'''
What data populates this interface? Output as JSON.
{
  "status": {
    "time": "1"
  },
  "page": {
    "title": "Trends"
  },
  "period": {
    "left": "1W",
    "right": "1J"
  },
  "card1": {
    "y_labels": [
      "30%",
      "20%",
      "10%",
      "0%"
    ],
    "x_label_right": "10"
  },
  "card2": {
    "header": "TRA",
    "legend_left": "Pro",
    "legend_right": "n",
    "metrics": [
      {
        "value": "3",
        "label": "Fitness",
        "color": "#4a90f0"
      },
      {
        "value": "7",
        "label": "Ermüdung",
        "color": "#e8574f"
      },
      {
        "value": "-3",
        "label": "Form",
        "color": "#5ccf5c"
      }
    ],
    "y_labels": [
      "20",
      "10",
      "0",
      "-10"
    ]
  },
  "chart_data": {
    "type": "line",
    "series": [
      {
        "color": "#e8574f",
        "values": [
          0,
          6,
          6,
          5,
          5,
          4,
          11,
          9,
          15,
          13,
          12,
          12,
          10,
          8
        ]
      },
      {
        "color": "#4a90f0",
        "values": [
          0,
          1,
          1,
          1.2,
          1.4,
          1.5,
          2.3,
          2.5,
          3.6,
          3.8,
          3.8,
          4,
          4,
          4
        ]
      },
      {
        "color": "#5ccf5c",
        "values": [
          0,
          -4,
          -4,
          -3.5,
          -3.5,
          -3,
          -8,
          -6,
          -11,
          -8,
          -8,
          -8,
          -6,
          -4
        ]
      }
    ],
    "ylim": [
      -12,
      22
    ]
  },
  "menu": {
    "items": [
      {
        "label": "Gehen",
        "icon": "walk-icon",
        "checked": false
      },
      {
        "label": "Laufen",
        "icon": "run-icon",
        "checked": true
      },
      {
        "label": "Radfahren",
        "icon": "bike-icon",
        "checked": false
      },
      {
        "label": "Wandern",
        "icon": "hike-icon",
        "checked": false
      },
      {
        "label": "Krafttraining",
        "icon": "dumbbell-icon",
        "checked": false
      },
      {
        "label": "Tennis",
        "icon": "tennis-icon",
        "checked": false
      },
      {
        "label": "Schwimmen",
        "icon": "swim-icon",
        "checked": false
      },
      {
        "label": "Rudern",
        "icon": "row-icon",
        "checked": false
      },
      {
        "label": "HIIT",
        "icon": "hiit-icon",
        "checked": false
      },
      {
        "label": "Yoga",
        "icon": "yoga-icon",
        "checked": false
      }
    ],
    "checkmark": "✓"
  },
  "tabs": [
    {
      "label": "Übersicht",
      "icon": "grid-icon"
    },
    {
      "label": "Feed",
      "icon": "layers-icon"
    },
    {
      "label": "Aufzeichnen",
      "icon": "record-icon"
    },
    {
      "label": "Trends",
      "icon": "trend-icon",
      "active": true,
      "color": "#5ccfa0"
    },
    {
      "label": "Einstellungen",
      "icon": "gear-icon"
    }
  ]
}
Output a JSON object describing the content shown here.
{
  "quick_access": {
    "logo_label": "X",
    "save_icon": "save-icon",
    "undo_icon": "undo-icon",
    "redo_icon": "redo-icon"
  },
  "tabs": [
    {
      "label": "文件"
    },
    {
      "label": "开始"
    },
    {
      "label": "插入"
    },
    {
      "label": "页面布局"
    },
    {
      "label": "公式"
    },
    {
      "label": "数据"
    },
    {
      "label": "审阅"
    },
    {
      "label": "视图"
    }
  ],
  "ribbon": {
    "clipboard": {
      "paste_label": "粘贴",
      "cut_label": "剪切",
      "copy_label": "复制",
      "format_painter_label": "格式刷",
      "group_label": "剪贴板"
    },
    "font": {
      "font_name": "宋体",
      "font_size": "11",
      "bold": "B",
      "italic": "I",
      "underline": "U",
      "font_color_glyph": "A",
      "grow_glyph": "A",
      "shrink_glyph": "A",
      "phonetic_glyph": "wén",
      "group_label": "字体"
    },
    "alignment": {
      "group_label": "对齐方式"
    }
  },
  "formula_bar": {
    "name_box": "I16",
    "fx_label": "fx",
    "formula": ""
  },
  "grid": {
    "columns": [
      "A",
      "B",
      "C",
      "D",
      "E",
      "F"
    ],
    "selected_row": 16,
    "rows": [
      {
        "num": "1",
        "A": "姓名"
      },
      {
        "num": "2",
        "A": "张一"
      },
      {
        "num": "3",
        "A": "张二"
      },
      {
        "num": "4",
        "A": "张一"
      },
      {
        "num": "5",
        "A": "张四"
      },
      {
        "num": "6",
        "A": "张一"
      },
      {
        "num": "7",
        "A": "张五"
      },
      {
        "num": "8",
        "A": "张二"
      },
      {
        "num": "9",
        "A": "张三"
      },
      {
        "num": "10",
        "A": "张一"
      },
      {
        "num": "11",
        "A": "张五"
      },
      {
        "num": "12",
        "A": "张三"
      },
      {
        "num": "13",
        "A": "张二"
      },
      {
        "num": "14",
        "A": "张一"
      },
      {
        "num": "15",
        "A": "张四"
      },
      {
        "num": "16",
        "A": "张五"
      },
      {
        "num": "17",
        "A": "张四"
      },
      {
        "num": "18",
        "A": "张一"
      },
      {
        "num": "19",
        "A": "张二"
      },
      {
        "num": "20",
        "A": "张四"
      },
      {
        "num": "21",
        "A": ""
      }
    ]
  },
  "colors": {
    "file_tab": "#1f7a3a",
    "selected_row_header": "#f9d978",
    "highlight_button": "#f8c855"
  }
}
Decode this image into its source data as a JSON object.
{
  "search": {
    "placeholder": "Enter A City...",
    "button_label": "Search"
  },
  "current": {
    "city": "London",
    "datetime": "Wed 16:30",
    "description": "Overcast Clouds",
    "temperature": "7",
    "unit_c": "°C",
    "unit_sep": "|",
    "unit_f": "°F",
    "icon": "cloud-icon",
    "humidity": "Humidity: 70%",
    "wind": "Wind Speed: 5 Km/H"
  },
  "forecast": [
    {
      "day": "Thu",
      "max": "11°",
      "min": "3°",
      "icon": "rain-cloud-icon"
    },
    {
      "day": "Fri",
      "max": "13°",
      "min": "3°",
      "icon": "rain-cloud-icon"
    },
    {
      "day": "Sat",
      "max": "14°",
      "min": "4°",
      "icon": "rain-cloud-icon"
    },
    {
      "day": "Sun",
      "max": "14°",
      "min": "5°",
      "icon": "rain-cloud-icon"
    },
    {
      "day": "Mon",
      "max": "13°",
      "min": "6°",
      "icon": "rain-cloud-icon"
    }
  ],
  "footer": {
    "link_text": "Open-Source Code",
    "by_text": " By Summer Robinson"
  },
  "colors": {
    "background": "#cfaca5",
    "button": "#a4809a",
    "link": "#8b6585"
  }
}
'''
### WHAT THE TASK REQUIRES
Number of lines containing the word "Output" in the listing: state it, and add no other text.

### TASK RESPONSE
2